▸ Assigned task
Copy, from the entries below, each line where the word "JSON" can be found.

(Dataset rows for apps and sites)

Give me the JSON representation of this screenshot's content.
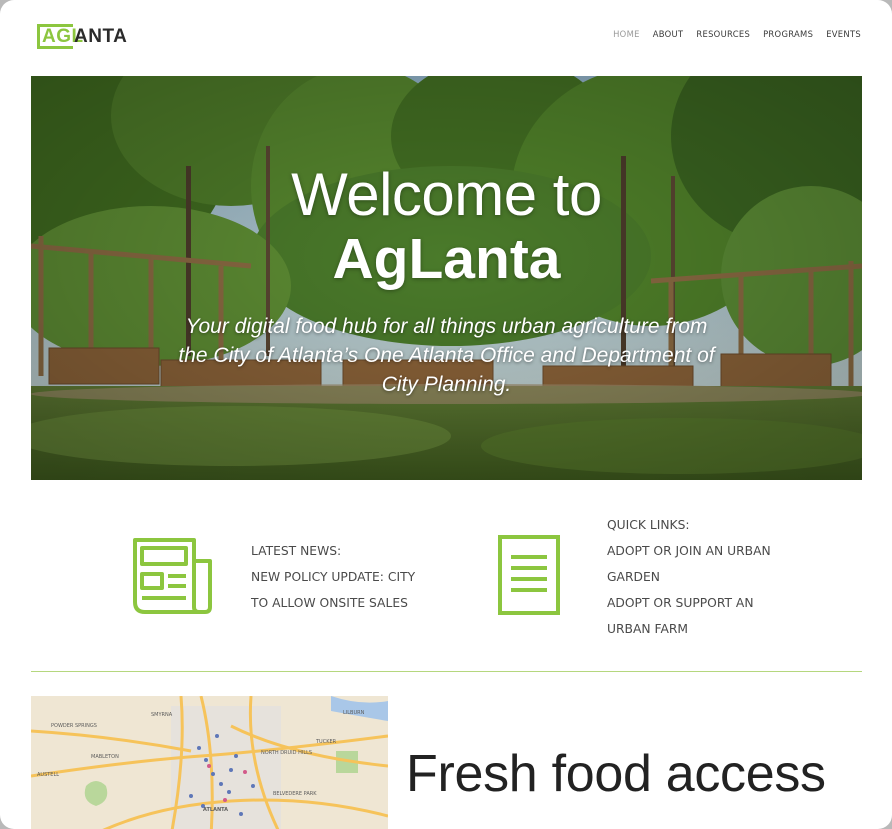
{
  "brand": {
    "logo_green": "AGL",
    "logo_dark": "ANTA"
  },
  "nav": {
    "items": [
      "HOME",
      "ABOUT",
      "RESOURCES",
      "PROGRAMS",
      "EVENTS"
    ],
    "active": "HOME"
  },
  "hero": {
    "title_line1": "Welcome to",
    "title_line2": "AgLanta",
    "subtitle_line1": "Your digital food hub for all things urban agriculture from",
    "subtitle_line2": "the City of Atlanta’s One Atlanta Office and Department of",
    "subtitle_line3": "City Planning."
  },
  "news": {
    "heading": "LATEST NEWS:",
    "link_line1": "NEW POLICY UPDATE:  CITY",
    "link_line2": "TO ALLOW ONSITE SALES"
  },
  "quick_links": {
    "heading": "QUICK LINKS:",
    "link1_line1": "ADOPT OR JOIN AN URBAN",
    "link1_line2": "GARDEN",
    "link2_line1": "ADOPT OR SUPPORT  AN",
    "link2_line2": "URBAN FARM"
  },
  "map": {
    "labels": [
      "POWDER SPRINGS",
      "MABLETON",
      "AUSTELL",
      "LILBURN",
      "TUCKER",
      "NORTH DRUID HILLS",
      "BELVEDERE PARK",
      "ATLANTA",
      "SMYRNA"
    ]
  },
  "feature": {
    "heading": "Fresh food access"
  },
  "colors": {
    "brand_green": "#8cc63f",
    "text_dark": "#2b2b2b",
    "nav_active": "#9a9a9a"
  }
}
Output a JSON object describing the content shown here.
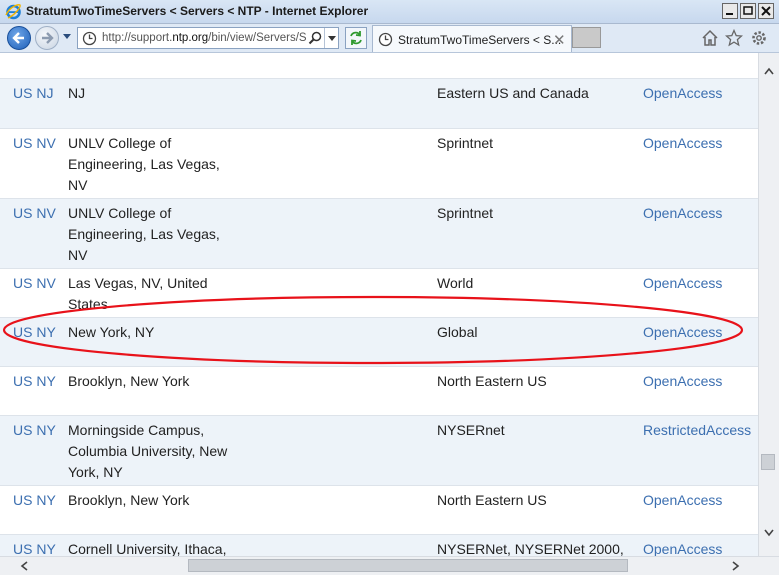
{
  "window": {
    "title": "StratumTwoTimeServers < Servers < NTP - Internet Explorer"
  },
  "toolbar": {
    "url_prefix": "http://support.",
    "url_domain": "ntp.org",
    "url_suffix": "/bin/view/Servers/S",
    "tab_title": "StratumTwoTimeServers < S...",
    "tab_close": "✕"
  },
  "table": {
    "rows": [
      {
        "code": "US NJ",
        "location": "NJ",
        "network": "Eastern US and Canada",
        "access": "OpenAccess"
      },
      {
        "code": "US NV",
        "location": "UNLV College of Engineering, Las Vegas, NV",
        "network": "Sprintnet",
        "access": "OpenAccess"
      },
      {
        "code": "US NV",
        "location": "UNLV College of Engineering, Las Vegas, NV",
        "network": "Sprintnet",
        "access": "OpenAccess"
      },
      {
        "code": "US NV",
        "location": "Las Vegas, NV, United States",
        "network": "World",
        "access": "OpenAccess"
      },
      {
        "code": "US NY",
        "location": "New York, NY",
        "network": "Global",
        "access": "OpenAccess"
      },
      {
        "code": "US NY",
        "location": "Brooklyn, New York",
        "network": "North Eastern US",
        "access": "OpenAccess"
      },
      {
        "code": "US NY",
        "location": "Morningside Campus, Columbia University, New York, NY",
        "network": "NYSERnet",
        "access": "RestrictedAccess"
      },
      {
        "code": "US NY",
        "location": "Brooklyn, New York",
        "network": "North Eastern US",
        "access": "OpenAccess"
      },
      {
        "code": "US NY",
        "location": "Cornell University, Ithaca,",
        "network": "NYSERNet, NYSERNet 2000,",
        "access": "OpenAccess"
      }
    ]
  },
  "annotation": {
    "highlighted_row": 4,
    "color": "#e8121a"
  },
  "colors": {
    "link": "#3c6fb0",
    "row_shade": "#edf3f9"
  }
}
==
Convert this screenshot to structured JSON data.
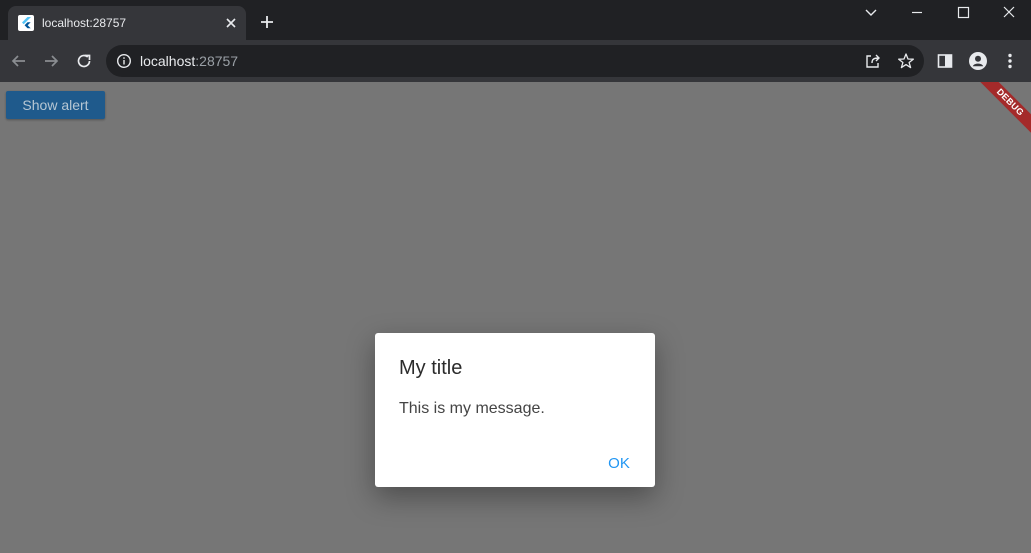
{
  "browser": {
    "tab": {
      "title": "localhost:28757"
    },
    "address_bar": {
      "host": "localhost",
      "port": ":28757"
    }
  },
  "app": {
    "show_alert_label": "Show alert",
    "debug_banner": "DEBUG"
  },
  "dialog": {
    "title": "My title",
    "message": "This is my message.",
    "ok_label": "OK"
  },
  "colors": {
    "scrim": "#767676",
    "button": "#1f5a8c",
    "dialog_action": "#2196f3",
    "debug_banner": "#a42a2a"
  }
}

▸ Answer section
Give me the JSON representation of this screenshot's content.
Output a JSON object describing the content shown here.
Convert this screenshot to structured JSON data.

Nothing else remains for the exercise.